An Englishman acclaimed as a hero of the American Revolution, Thomas Paine had been elected to the Convention by radicals in Paris. However, his international perspective and AngloAmerican background (including a Quaker upbringing) inclined him temperamentally to ally with the Girondins, who were less radically republican and who looked more favorably upon the King as an individual and an institution, and who not coincidentally often spoke some English. His speech was written in English and it was read to the Convention (in French) the day after the discovery of the letters in the Kings "locked chest." Accordingly, it called for a full investigation and trial of the King, based on his policies rather than his person. Nonetheless, compassion for the individual remained a possibility.
I think it necessary that Louis XVI should be tried; not that this advice is suggested by a spirit of vengeance, but because this measure appears to me just, lawful, and conformable to sound policy. If Louis is innocent, let us put him to prove his innocence; if he is guilty, let the national will determine whether he shall be pardoned or punished. . . .
Louis XVI, considered as an individual, is an object beneath the notice of the Republic; but when he is looked upon as a part of that band of conspirators, as an accused man whose trial may lead all nations in the world to know and detest the disastrous system of monarchy and the plots and intrigues of their own courts, he ought to be tried.
If the crimes for which Louis XVI is arraigned were absolutely personal to him, without reference to general conspiracies and confined to the affairs of France, the plea of inviolability, that folly of the moment, might have been urged in his behalf with some appearance of reason; but he is arraigned not only for treasons against France, but for having conspired against all Europe, and if France is to be just to all Europe we ought to use every means in our power to discover the whole extent of that conspiracy. France is now a republic; she has completed her revolution; but she cannot earn all its advantages so long as she is surrounded with despotic governments. Their armies and their marine oblige her also to keep troops and ships in readiness. It is therefore her immediate interest that all nations shall be as free as herself; that revolutions shall be universal; and since the trial of Louis XVI can serve to prove to the world the flagitiousness of governments in general, and the necessity of revolutions, she ought not to let slip so precious an opportunity.
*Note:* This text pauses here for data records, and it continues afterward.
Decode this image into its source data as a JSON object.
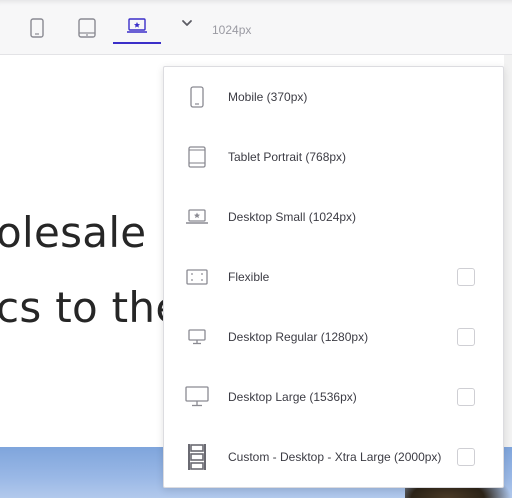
{
  "toolbar": {
    "zoom_label": "1024px",
    "accent_color": "#3b2fc9",
    "buttons": [
      {
        "icon": "mobile-icon"
      },
      {
        "icon": "tablet-icon"
      },
      {
        "icon": "desktop-small-icon",
        "active": true
      },
      {
        "icon": "chevron-down-icon"
      }
    ]
  },
  "canvas": {
    "heading_line_1": "olesale",
    "heading_line_2": "cs to the"
  },
  "dropdown": {
    "items": [
      {
        "label": "Mobile (370px)",
        "icon": "mobile-icon",
        "has_checkbox": false
      },
      {
        "label": "Tablet Portrait (768px)",
        "icon": "tablet-icon",
        "has_checkbox": false
      },
      {
        "label": "Desktop Small (1024px)",
        "icon": "desktop-small-icon",
        "has_checkbox": false
      },
      {
        "label": "Flexible",
        "icon": "flexible-icon",
        "has_checkbox": true,
        "checked": false
      },
      {
        "label": "Desktop Regular (1280px)",
        "icon": "desktop-regular-icon",
        "has_checkbox": true,
        "checked": false
      },
      {
        "label": "Desktop Large (1536px)",
        "icon": "desktop-large-icon",
        "has_checkbox": true,
        "checked": false
      },
      {
        "label": "Custom - Desktop - Xtra Large (2000px)",
        "icon": "custom-desktop-icon",
        "has_checkbox": true,
        "checked": false
      }
    ]
  }
}
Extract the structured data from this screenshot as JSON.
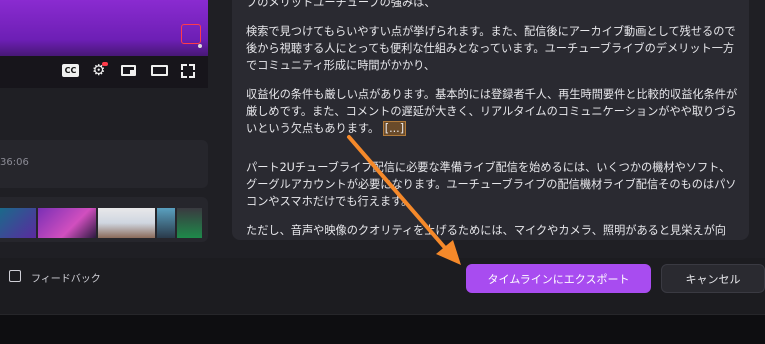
{
  "player": {
    "cc_label": "CC",
    "icons": [
      "closed-captions-icon",
      "settings-gear-icon",
      "miniplayer-icon",
      "theater-mode-icon",
      "fullscreen-icon"
    ]
  },
  "timeline": {
    "time_partial": "36:06"
  },
  "feedback": {
    "label": "フィードバック"
  },
  "text_panel": {
    "paragraphs": [
      "プのメリットユーチューブの強みは、",
      "検索で見つけてもらいやすい点が挙げられます。また、配信後にアーカイブ動画として残せるので後から視聴する人にとっても便利な仕組みとなっています。ユーチューブライブのデメリット一方でコミュニティ形成に時間がかかり、",
      "収益化の条件も厳しい点があります。基本的には登録者千人、再生時間要件と比較的収益化条件が厳しめです。また、コメントの遅延が大きく、リアルタイムのコミュニケーションがやや取りづらいという欠点もあります。",
      "パート2Uチューブライブ配信に必要な準備ライブ配信を始めるには、いくつかの機材やソフト、グーグルアカウントが必要になります。ユーチューブライブの配信機材ライブ配信そのものはパソコンやスマホだけでも行えます。",
      "ただし、音声や映像のクオリティを上げるためには、マイクやカメラ、照明があると見栄えが向"
    ],
    "ellipsis": "[...]"
  },
  "actions": {
    "export_label": "タイムラインにエクスポート",
    "cancel_label": "キャンセル"
  },
  "colors": {
    "accent": "#a84cf0",
    "arrow": "#f5892a",
    "background": "#1c1c20",
    "card": "#2a2a31"
  }
}
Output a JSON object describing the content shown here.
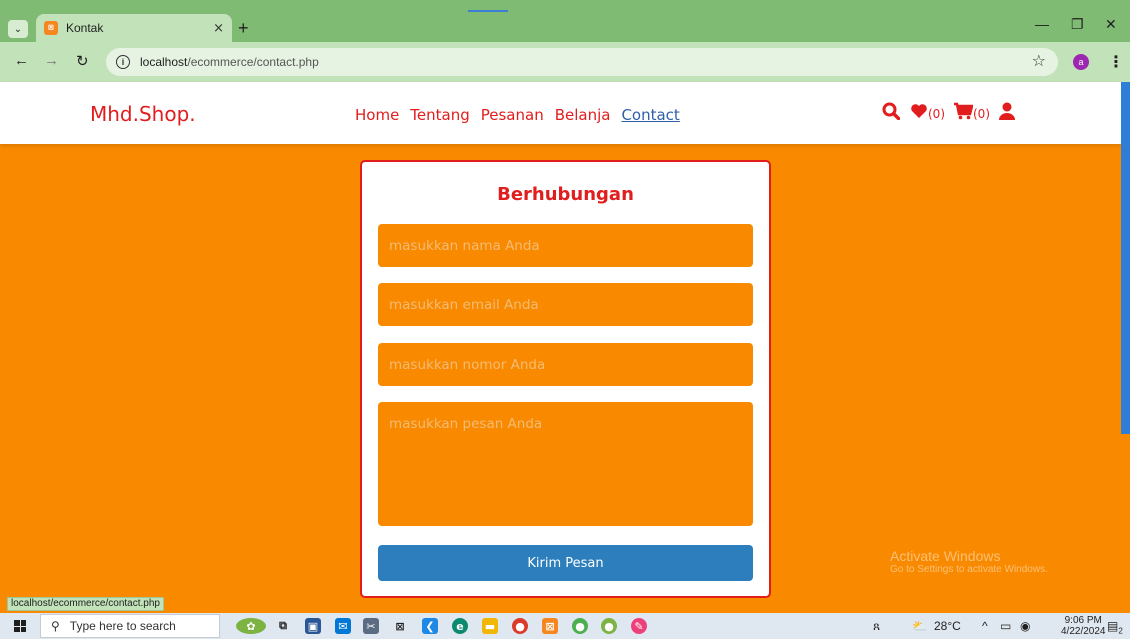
{
  "browser": {
    "tab_title": "Kontak",
    "tab_close": "×",
    "new_tab": "+",
    "url_host": "localhost",
    "url_path": "/ecommerce/contact.php",
    "status_url": "localhost/ecommerce/contact.php",
    "profile_initial": "a"
  },
  "site": {
    "logo": "Mhd.Shop.",
    "nav": [
      "Home",
      "Tentang",
      "Pesanan",
      "Belanja",
      "Contact"
    ],
    "active_nav": "Contact",
    "wishlist_count": "(0)",
    "cart_count": "(0)"
  },
  "form": {
    "title": "Berhubungan",
    "name_placeholder": "masukkan nama Anda",
    "email_placeholder": "masukkan email Anda",
    "number_placeholder": "masukkan nomor Anda",
    "message_placeholder": "masukkan pesan Anda",
    "submit_label": "Kirim Pesan"
  },
  "watermark": {
    "title": "Activate Windows",
    "subtitle": "Go to Settings to activate Windows."
  },
  "taskbar": {
    "search_placeholder": "Type here to search",
    "temperature": "28°C",
    "time": "9:06 PM",
    "date": "4/22/2024",
    "notification_count": "2"
  },
  "colors": {
    "page_bg": "#f98a00",
    "accent_red": "#e11d1d",
    "submit_blue": "#2c7ebc",
    "active_link": "#2f5fa8",
    "tab_green": "#80bb74"
  }
}
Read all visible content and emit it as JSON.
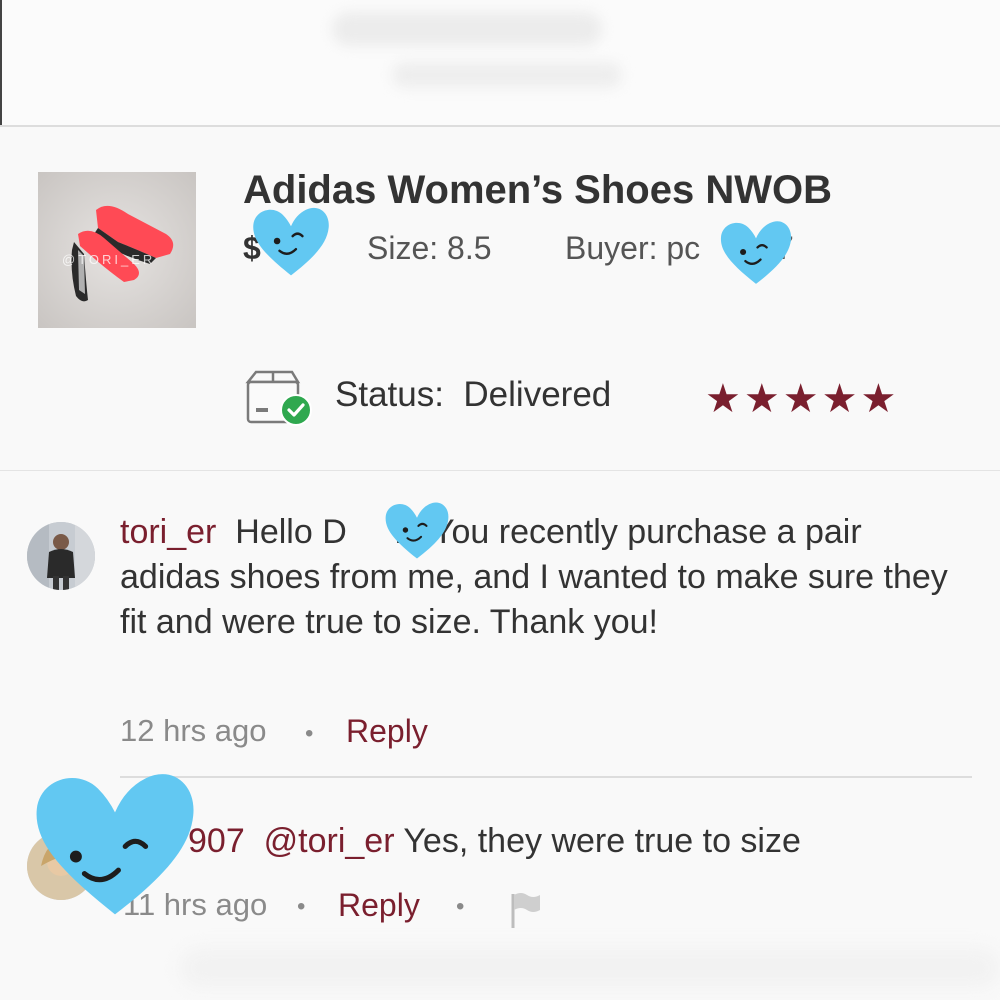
{
  "product": {
    "title": "Adidas Women’s Shoes NWOB",
    "price": "$",
    "size": "Size: 8.5",
    "buyer": "Buyer: pc",
    "buyer_tail": "07",
    "watermark": "@TORI_ER"
  },
  "status": {
    "label": "Status:",
    "value": "Delivered",
    "rating_stars": "★★★★★",
    "rating": 5
  },
  "comments": [
    {
      "username": "tori_er",
      "text_before": "Hello D",
      "text_after": "n! You recently purchase a pair adidas shoes from me, and I wanted to make sure they fit and were true to size. Thank you!",
      "time": "12 hrs ago",
      "reply": "Reply"
    },
    {
      "username_partial": "907",
      "mention": "@tori_er",
      "text": "Yes, they were true to size",
      "time": "11 hrs ago",
      "reply": "Reply"
    }
  ],
  "separator": "•",
  "colors": {
    "accent": "#7a1f2e",
    "heart": "#62c8f2",
    "check": "#2fa84f"
  },
  "icons": [
    "box-delivered-icon",
    "star-icon",
    "flag-icon",
    "heart-sticker"
  ]
}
The despots of Europe have formed alliances to preserve their respective authority and to perpetuate the oppression of peoples. This is the end they proposed to themselves in their invasion of French territory. They dread the effect of the French Revolution in the bosom of their own countries; and in hopes of preventing it, they are come to attempt the destruction of this revolution before it should attain its perfect maturity. Their attempt has not been attended with success. France has already vanquished their armies; but it remains for her to sound the particulars of the conspiracy, to discover, to expose to the eyes of the world, those despots who had the infamy to take part in it; and the world expects from her that act of justice.
As to "inviolability," I would not have such a word mentioned. If, seeing in Louis XVI only a weak and narrow-minded man, badly reared, like all his kind, given, as it is said, to frequent excesses of drunkenness a man whom the National Assembly imprudently raised again on a throne for which he was not madehe is shown hereafter some compassion, it shall be the result of the national magnanimity, and not the burlesque notion of a pretended "inviolability."
Source: Source: Moncure Daniel Conway, ed., The Writings of Thomas Paine, vol 3 (New York: AMS Press, 1967) 115118.